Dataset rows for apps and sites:
=== Begin Enclosure ===

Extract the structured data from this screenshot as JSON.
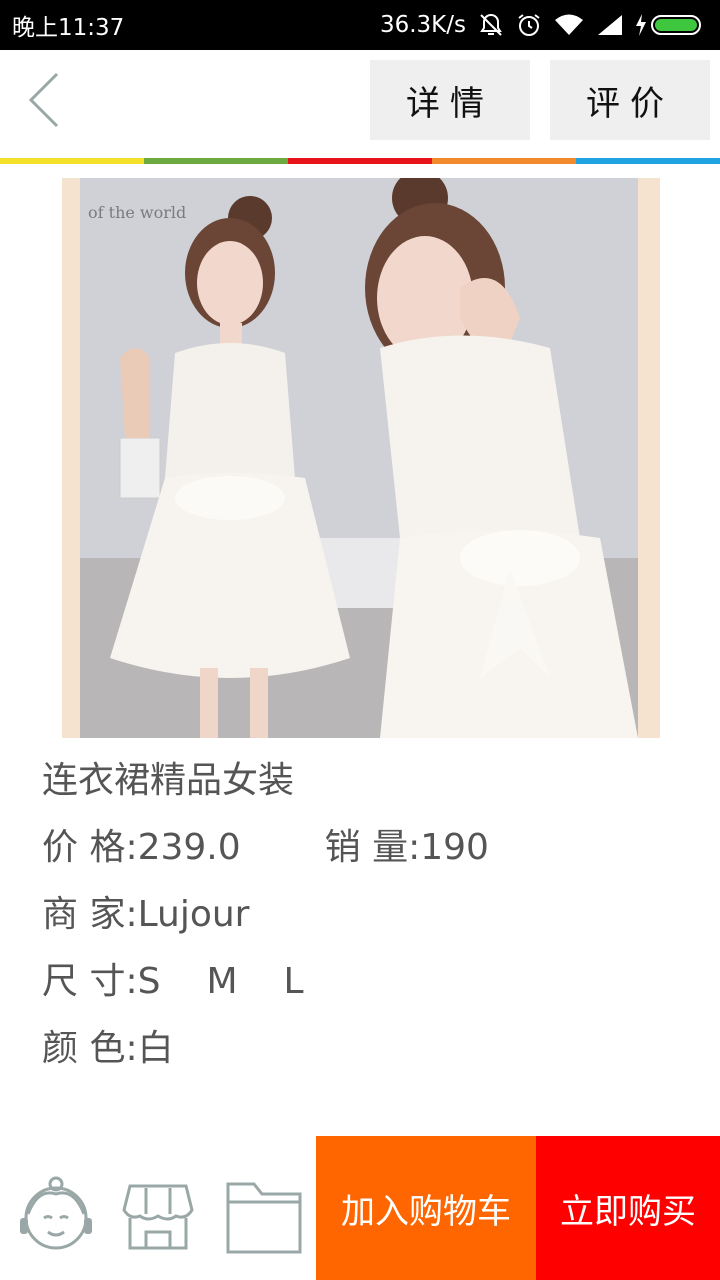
{
  "status_bar": {
    "time": "晚上11:37",
    "network_speed": "36.3K/s",
    "icons": [
      "mute-icon",
      "alarm-icon",
      "wifi-icon",
      "signal-icon",
      "battery-charging-icon"
    ]
  },
  "header": {
    "back_icon": "chevron-left-icon",
    "tabs": [
      {
        "label": "详情"
      },
      {
        "label": "评价"
      }
    ],
    "color_strip": [
      "#f5e12a",
      "#6aaa3e",
      "#e8141b",
      "#f08a2c",
      "#1fa3e3"
    ]
  },
  "product": {
    "image_alt": "product-photo",
    "name": "连衣裙精品女装",
    "price_label": "价 格:",
    "price": "239.0",
    "sales_label": "销 量:",
    "sales": "190",
    "seller_label": "商 家:",
    "seller": "Lujour",
    "size_label": "尺 寸:",
    "sizes": [
      "S",
      "M",
      "L"
    ],
    "color_label": "颜 色:",
    "color": "白"
  },
  "bottom_bar": {
    "icons": [
      "customer-service-icon",
      "shop-icon",
      "folder-icon"
    ],
    "add_to_cart": "加入购物车",
    "buy_now": "立即购买",
    "cart_color": "#ff6600",
    "buy_color": "#ff0000"
  }
}
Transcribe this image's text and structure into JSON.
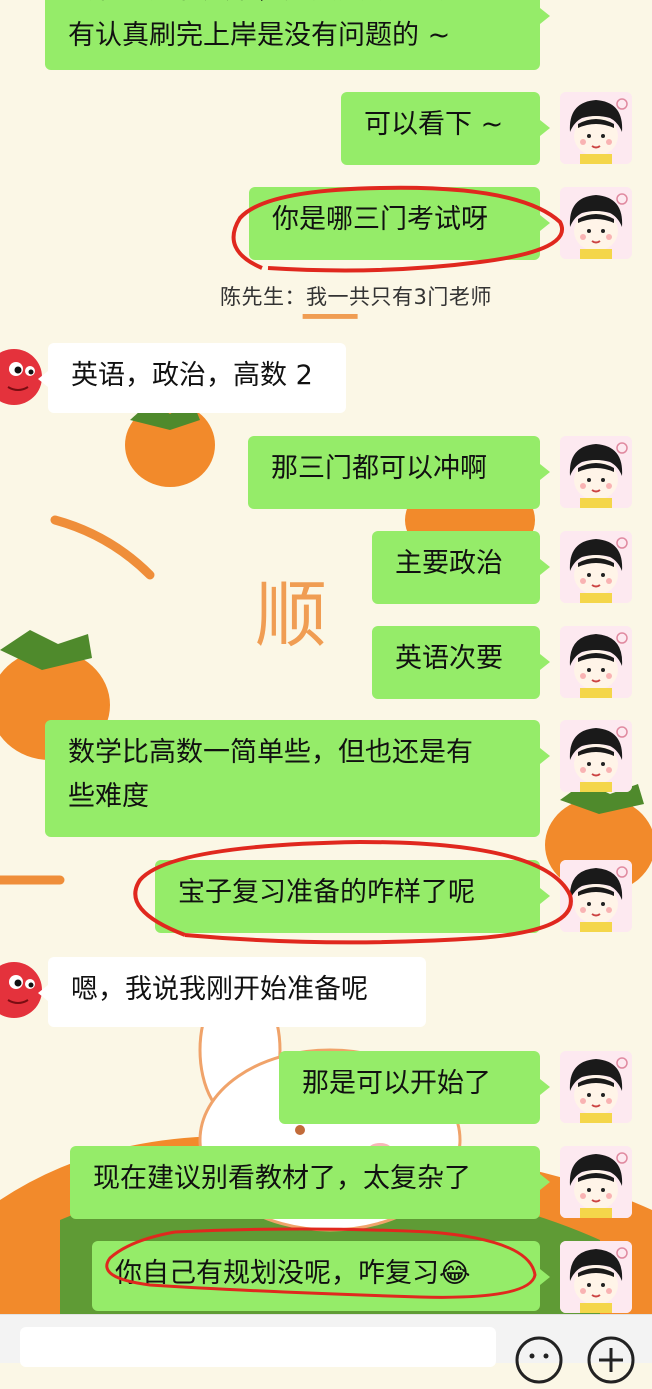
{
  "messages": [
    {
      "side": "me",
      "text": "会有好题和英语，还真大概也会有认真刷完上岸是没有问题的 ~",
      "partial_top": true
    },
    {
      "side": "me",
      "text": "可以看下 ~"
    },
    {
      "side": "me",
      "text": "你是哪三门考试呀",
      "highlighted": true
    },
    {
      "side": "me",
      "text": "那三门都可以冲啊"
    },
    {
      "side": "me",
      "text": "主要政治"
    },
    {
      "side": "me",
      "text": "英语次要"
    },
    {
      "side": "me",
      "text": "数学比高数一简单些，但也还是有些难度"
    },
    {
      "side": "me",
      "text": "宝子复习准备的咋样了呢",
      "highlighted": true
    },
    {
      "side": "me",
      "text": "那是可以开始了"
    },
    {
      "side": "me",
      "text": "现在建议别看教材了，太复杂了"
    },
    {
      "side": "me",
      "text": "你自己有规划没呢，咋复习😂",
      "highlighted": true
    }
  ],
  "first_lines": [
    "会有好题和英语，还真大概也会",
    "有认真刷完上岸是没有问题的 ~"
  ],
  "math_lines": [
    "数学比高数一简单些，但也还是有",
    "些难度"
  ],
  "quote": {
    "text": "陈先生：我一共只有3门老师"
  },
  "replies": [
    {
      "side": "them",
      "text": "英语，政治，高数 2"
    },
    {
      "side": "them",
      "text": "嗯，我说我刚开始准备呢"
    }
  ],
  "background_text": [
    "一",
    "顺"
  ],
  "icons": {
    "my_avatar": "girl-avatar-icon",
    "their_avatar": "tomato-avatar-icon",
    "emoji_button": "smiley-icon",
    "more_button": "plus-icon"
  },
  "colors": {
    "my_bubble": "#95ec69",
    "their_bubble": "#ffffff",
    "annotation": "#e0281e",
    "background": "#fbf7e6"
  }
}
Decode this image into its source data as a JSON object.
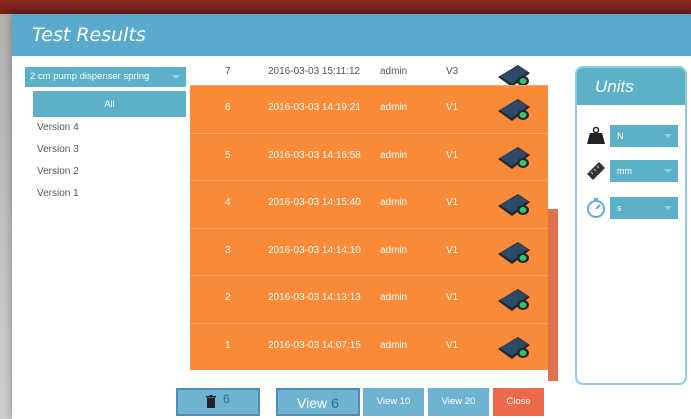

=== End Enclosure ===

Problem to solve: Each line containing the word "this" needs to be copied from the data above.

Reply to the exercise:
Extract the structured data from this screenshot as JSON.
Transcribe this image's text and structure into JSON.
Decode this image into its source data as a JSON object.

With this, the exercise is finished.